> _Problem details_
Only a number is required: the count of lines in the material below that contain "size".

> _Input data_
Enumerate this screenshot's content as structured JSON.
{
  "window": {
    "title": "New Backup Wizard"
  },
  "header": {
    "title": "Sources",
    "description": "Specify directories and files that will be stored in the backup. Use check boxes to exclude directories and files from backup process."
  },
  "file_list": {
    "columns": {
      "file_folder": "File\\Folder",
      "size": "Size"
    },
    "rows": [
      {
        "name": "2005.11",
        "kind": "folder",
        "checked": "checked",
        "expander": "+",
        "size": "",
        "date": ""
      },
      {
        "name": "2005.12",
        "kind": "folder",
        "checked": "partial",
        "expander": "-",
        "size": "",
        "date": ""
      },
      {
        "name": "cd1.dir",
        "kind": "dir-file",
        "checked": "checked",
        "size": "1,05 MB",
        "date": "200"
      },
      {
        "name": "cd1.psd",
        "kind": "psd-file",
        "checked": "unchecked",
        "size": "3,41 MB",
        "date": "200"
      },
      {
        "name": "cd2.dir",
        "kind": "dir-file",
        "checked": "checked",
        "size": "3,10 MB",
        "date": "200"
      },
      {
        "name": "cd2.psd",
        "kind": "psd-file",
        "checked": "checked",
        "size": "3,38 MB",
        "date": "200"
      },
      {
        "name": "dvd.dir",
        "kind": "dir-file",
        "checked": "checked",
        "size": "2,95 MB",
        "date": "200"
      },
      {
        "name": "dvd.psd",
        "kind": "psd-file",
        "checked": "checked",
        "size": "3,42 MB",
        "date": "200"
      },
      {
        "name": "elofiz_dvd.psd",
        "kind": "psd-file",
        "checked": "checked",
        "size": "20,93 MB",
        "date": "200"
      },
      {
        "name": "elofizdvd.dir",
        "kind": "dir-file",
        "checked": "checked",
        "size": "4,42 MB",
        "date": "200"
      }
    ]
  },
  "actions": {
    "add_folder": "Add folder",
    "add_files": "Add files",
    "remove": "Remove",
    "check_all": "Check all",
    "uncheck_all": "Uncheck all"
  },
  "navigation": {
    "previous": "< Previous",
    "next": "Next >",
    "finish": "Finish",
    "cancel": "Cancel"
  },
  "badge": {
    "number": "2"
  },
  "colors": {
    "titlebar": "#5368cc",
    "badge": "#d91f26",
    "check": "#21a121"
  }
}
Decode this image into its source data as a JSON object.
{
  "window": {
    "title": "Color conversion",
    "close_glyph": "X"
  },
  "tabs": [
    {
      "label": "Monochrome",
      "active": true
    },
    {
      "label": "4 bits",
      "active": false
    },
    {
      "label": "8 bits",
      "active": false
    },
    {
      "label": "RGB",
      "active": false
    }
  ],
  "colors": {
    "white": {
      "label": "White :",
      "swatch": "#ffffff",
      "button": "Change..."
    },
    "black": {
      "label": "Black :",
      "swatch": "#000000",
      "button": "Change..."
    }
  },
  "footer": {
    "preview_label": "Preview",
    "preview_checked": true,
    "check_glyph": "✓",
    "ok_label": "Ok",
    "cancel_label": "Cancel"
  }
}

> _Answer to the problem_
11